James G. Helgeson
Professor of Marketing
Jim joined the SBA faculty in 1983.
B.A.: Eastern Washington University 1969
At the undergraduate level I teach Principles of Marketing, (MKTG 310) primarily using a lecture format augmented with a competitive market simulation I co-authored called NewShoes. At the graduate level I teach the basic marketing course (Marketing Theory and Practice MBUS 627). This course uses current readings in marketing and relies heavily on case analysis, with written work and oral presentations. This course emphasizes making effective marketing decisions. I also teach a graduate course called Creativity and Intuition (MBUS 688). This 1 credit course examines the soft side of decision-making. As the course title indicates, creativity, intuition, and so forth are studied. Periodically I also teach the undergrad course Marketing Strategy (MKTG 419) using case analysis, with written work and oral presentations, and a decision simulation as the primary teaching tools, augmented with lectures. The primary thrust of my research has been in the area of behavioral decision-making focusing in particular on consumer and respondent decision-making and information processing.

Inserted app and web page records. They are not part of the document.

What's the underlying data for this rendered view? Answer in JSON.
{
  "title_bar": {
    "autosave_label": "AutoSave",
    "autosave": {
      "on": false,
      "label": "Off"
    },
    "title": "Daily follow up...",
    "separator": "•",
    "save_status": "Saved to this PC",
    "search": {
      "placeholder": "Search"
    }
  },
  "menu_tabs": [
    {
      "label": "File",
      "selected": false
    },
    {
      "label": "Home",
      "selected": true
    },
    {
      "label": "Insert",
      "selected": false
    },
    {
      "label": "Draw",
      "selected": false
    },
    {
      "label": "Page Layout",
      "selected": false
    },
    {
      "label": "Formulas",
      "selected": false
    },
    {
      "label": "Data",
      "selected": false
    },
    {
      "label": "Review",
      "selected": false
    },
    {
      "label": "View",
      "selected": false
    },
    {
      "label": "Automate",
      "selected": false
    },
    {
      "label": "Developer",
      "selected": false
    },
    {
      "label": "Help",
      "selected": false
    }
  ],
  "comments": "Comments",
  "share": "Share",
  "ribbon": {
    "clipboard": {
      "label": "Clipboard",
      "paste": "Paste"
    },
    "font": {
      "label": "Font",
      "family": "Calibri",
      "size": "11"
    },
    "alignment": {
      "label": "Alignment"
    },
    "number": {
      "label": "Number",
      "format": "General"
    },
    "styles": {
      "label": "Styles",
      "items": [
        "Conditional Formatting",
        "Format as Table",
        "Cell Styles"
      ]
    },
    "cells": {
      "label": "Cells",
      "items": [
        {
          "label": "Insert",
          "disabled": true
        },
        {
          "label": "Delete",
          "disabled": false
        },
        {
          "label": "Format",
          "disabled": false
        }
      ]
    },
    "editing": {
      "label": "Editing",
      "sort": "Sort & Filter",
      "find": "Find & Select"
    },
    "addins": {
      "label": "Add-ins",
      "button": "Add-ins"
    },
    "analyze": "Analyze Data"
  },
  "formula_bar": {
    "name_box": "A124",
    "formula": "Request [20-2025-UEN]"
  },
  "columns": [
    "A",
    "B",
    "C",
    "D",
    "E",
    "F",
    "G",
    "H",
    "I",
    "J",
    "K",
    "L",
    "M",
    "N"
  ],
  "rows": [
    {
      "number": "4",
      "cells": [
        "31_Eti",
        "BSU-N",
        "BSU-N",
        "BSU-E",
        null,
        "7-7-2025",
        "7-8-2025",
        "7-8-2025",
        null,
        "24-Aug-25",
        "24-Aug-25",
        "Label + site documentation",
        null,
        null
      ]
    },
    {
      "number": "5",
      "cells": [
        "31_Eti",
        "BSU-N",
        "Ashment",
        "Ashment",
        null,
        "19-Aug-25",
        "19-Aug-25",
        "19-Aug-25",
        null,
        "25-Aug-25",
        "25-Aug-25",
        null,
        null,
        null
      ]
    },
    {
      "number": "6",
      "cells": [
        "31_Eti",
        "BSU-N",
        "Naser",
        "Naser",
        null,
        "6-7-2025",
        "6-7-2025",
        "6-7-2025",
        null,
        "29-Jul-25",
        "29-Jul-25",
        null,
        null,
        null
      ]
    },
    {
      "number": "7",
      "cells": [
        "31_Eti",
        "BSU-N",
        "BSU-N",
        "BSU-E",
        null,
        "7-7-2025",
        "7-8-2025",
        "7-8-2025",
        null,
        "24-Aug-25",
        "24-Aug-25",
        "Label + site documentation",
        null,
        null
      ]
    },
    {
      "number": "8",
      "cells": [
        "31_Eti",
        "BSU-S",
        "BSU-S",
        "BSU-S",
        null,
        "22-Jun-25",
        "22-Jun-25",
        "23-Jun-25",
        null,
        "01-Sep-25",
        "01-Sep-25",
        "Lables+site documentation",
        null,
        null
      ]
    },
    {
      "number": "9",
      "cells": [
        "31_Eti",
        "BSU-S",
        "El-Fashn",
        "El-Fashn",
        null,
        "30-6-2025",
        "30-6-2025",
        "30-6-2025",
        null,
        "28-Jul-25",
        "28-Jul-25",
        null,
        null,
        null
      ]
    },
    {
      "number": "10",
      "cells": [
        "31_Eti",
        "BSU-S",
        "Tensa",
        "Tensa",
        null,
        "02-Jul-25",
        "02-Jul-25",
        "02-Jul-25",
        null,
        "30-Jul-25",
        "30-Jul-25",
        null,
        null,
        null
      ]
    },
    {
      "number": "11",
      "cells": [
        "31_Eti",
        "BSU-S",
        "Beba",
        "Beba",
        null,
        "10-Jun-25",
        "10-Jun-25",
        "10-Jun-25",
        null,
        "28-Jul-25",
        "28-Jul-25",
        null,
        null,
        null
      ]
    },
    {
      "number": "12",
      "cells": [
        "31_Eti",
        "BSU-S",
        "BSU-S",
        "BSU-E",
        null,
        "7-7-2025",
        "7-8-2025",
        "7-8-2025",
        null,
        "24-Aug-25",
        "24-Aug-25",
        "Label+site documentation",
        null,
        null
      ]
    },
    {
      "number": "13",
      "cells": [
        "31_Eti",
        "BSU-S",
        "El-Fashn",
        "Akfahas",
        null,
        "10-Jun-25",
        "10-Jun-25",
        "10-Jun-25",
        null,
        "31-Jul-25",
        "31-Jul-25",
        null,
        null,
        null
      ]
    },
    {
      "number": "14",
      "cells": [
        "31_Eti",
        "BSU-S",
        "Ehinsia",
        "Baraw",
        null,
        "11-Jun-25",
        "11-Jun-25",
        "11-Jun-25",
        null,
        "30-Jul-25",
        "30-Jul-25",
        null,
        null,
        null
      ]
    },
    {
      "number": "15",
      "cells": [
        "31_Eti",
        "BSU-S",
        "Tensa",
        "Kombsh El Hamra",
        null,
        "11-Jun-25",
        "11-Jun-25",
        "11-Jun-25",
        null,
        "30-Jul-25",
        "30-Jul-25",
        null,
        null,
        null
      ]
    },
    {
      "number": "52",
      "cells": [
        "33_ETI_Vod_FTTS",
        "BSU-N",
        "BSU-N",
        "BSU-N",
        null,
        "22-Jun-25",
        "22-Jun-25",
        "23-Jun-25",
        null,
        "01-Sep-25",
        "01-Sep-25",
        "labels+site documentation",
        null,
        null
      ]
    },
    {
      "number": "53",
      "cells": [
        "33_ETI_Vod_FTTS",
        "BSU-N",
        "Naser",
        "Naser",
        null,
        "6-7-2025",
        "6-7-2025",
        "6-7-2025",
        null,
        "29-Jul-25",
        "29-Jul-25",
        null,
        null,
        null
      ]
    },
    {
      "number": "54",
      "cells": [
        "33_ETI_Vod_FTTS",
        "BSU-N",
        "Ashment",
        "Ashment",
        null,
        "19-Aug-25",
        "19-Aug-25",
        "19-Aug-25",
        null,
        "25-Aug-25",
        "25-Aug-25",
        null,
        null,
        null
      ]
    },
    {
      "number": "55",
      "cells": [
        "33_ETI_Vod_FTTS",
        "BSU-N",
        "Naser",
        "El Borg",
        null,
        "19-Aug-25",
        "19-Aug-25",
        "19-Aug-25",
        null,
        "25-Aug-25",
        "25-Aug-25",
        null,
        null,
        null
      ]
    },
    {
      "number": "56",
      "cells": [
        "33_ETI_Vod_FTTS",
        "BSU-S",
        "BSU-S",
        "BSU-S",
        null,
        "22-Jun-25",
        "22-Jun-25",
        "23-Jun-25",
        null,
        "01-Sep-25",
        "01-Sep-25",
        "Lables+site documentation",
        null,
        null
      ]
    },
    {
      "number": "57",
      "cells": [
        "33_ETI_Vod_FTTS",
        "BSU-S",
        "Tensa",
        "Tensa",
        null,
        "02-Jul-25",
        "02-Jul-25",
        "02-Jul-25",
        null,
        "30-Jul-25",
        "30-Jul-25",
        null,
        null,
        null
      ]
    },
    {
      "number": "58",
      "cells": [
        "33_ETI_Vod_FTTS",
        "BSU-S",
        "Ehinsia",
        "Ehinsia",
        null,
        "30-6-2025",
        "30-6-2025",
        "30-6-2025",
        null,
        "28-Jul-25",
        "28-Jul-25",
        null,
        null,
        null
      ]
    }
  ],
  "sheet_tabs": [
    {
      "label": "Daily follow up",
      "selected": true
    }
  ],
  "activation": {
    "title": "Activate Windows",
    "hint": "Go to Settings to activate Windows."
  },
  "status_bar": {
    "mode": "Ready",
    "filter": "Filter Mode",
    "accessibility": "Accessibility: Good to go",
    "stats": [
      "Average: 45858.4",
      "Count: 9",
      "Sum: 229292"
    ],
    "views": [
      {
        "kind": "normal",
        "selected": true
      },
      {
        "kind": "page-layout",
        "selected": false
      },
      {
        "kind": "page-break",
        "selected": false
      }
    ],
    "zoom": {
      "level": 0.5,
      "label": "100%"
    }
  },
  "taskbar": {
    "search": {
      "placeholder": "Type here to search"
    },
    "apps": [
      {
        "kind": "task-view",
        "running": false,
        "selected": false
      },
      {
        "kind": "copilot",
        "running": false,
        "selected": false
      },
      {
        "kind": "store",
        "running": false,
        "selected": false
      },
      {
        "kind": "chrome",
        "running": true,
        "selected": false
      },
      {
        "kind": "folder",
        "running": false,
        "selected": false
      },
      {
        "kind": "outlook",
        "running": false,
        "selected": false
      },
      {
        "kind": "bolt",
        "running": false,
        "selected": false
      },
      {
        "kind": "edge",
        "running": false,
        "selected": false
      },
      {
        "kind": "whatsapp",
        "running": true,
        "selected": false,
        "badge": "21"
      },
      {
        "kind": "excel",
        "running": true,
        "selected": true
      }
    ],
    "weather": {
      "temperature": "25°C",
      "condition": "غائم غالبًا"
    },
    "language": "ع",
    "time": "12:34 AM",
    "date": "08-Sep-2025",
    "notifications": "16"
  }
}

Loroz, Peggy Sue and James G. Helgeson (2013), “Boomers and their Babies: An Exploratory Study Comparing Psychological Profiles and Advertising Appeal Effectiveness across Two Generations,” Journal of Marketing Theory and Practice, 20, (3), (Summer), 289-306.
Kurpis, Lada, and James G. Helgeson (2012), “The Effects of Country-of-Origin and Product Category "Fit" on Acceptance of Non-Traditional Exports,” International Research Journal of Global Business Development, 1, (1), 9-18.
Mager, John, and James G. Helgeson (2011), “Fifty Years of Advertising Images: Some Changing Perspectives Along With Enduring Consistencies,” Sex Roles: A Journal of Research, 64, 238-252
Kurpis, Lada Helen V., Mirjeta S. Beqiri and James G. Helgeson (2008), “The Effects of Commitment to Moral Self-Improvement and Religiosity on Ethics of Business Students,” Journal of Business Ethics, 80, July, 447-463.